Herb growing : there is a huge range of herbs available in your local nursery and they can be a really rewarding thing for children to grow. It will be a fun outing to choose some- this involves smelling, tasting, planning what they could be used for. It is a good idea to choose ones which really suit food which kids can also cook. Think of herbs that suit pizza, herb bread, noodle dishes, salads. Rosemary, mint, chives, parsley are a few great choices, and the bonus with these are that they attract interesting insects like native bees, which leads to the following-

butterfly on babingtonia flowers

Finding wildlife and documenting it : it can be an act of patience to wait for plants to grow, so while you are waiting, a good activity can be observing wildlife around the garden. Birds are the obvious thing, but start looking small to find all sorts of interesting bugs. They could start a wildlife book, noting what they see, numbers and habits, there is all sorts of detail limited only by their imagination and enthusiasm (or yours!)

Mini gardens : especially for families in apartments or small yards…..involve kids in creating their own mini world, somewhere to get lost in and also use their imaginations. Decorate with cute miniature objects which children can help make from found objects such as stones, twigs, repurposed kitchen items. A small part of the garden can be made into a car track for the ever popular Matchbox cars for the little ones, and it can be landscaped in miniature with bridges and so on. Fairy gardens are also a thing for stimulating kids imaginations and can be decorated with items of craft that they can make themselves (with a bit of help from their parents or other family members).

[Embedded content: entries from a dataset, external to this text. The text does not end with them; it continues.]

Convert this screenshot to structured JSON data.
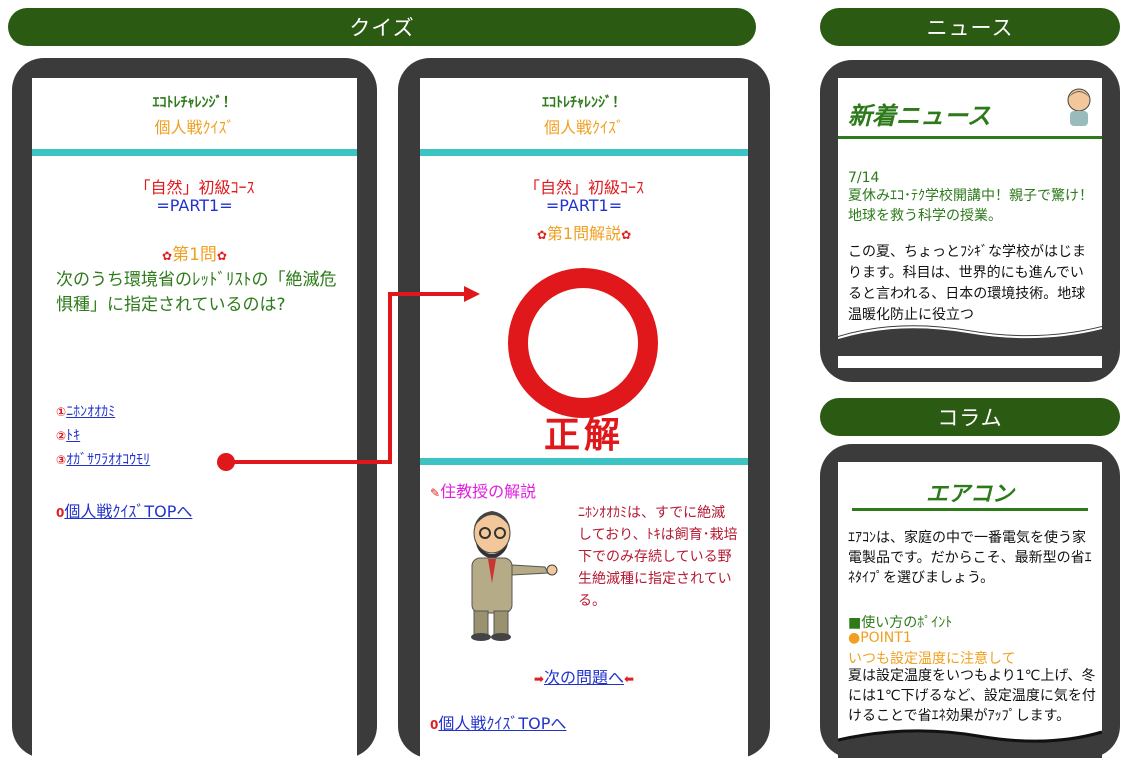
{
  "banners": {
    "quiz": "クイズ",
    "news": "ニュース",
    "column": "コラム"
  },
  "left_phone": {
    "brand": "ｴｺﾄﾚﾁｬﾚﾝｼﾞ！",
    "mode": "個人戦ｸｲｽﾞ",
    "course": "「自然」初級ｺｰｽ",
    "part": "=PART1=",
    "qnum": "第1問",
    "question": "次のうち環境省のﾚｯﾄﾞﾘｽﾄの「絶滅危惧種」に指定されているのは?",
    "choices": [
      {
        "mark": "①",
        "label": "ﾆﾎﾝｵｵｶﾐ"
      },
      {
        "mark": "②",
        "label": "ﾄｷ"
      },
      {
        "mark": "③",
        "label": "ｵｶﾞｻﾜﾗｵｵｺｳﾓﾘ"
      }
    ],
    "top_mark": "0",
    "top_link": "個人戦ｸｲｽﾞTOPへ"
  },
  "right_phone": {
    "brand": "ｴｺﾄﾚﾁｬﾚﾝｼﾞ！",
    "mode": "個人戦ｸｲｽﾞ",
    "course": "「自然」初級ｺｰｽ",
    "part": "=PART1=",
    "explain_title": "第1問解説",
    "result": "正解",
    "professor_title": "住教授の解説",
    "explanation": "ﾆﾎﾝｵｵｶﾐは、すでに絶滅しており、ﾄｷは飼育･栽培下でのみ存続している野生絶滅種に指定されている。",
    "next_link": "次の問題へ",
    "top_link": "個人戦ｸｲｽﾞTOPへ"
  },
  "news": {
    "heading": "新着ニュース",
    "date": "7/14",
    "headline": "夏休みｴｺ･ﾃｸ学校開講中！親子で驚け！地球を救う科学の授業。",
    "body": "この夏、ちょっとﾌｼｷﾞな学校がはじまります。科目は、世界的にも進んでいると言われる、日本の環境技術。地球温暖化防止に役立つ"
  },
  "column": {
    "heading": "エアコン",
    "intro": "ｴｱｺﾝは、家庭の中で一番電気を使う家電製品です。だからこそ、最新型の省ｴﾈﾀｲﾌﾟを選びましょう。",
    "section": "■使い方のﾎﾟｲﾝﾄ",
    "point": "●POINT1",
    "point_title": "いつも設定温度に注意して",
    "point_body": "夏は設定温度をいつもより1℃上げ、冬には1℃下げるなど、設定温度に気を付けることで省ｴﾈ効果がｱｯﾌﾟします。"
  },
  "colors": {
    "banner": "#2b5a12",
    "teal": "#3cc4c4",
    "green": "#2d7a1a",
    "orange": "#f0a020",
    "red": "#e0181b",
    "blue": "#2233cc",
    "magenta": "#e020e0"
  }
}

Read more about gardening with children as a learning experience>>>>

Grow Your Own special offers

On the Gardening With Angus shop we have put together a few packs of some popular seeds along with the Grow Your Own : How To Be An Urban Farmer. The perfect thing for beginner vegetable gardeners and kids to get busy and productive at home. Get your own Kids or Beginner Vegie Gardener offer here >>>>

Lots of other good things to browse on the Gardening With Angus shop >>>>